By LEE SCOTT
My friend Ellen sent out an email about a bridge class starting in January at the Beaufort County Department of Aging building over in Port Royal.
This sparked an interest because I love to play cards and my family used to play games like crazy eights, spades, and gin rummy when I was young. My parents were big bridge players back then, and I decided to see what this game was all about and what I was missing.
When I mentioned to my friends, Cindy and Nancy, that I had signed up, they decided to do it too.
Although my initial image of playing bridge at the Senior Citizen Center conjured up images of blue-haired ladies in house dresses, it was quickly dispelled.
Instead, when we arrived at the center, there were healthy active seniors sitting at the tables ready to plunge into a new world.
We were told that bridge and other new activities are highly recommended for older adults to keep their minds sharp. And I was pleasantly surprised to hear that Martina Navratilova and Bill Gates (my contemporaries) also play the game.
When we started our class, we found that like any new game or sport, you must learn the lingo. Everything from golf to football requires a knowledge of both the terminology and the rules. Words like trick, trump, contract, bid, and auction all took on new meanings for me as they relate to a bridge game.
I learned that a “trick” was when each of the four players put out a card. My goal was to win a “trick.” The learning just piled on from there. After the first class, I brought my index cards filled with definitions and concepts.
It wasn’t long before I started throwing out words like defender, declarer, dummy and responder, like I knew what I was talking about and had been using the words forever.
Our two-hour class, held every Monday for 10 weeks, seems to fly by each time. And fortunately, the two teachers we have are extremely patient with their students. They even provide treats for us like iced tea and cookies.
Now my friends and I have set up our own study group and have been going through the quizzes at the end of the chapters.
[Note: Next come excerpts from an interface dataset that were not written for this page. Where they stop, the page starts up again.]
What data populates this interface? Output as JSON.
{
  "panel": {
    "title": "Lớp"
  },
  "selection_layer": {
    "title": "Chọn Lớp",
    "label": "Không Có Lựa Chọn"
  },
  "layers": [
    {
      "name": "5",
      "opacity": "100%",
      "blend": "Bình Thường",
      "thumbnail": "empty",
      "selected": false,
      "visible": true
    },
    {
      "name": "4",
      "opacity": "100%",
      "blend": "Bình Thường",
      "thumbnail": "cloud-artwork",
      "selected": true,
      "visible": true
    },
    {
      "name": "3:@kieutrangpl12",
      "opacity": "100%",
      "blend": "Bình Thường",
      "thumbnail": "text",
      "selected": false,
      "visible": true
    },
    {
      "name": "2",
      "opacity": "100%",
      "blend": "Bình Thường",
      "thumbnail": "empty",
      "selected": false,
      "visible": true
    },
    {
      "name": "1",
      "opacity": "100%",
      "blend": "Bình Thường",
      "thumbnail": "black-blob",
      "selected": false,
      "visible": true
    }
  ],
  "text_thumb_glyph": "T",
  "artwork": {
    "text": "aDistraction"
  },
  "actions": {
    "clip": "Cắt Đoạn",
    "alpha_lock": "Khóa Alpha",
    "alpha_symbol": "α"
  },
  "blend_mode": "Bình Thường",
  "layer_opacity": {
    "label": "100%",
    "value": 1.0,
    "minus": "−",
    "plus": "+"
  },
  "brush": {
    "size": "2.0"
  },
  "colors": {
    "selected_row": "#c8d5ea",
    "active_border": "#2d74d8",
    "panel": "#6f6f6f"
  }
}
Who knew that a simple card game was going to require so much work?
But the more I have gotten into it, the more I have enjoyed it.
When I told my 12-year-old granddaughter about the class and the textbooks and the study sessions, she asked, “Why have you voluntarily taken this on?”
I responded, “Because my dear, it is nice to know that you can teach an old dog new tricks.”
Lee Scott, a writer and recent retiree, shares her everyday observations about life after career. A former commercial banker responsible for helping her clients to reach their business objectives, Scott now translates those analytical skills to her writings. She lives on St. Helena Island and enjoys boating, traveling and reading.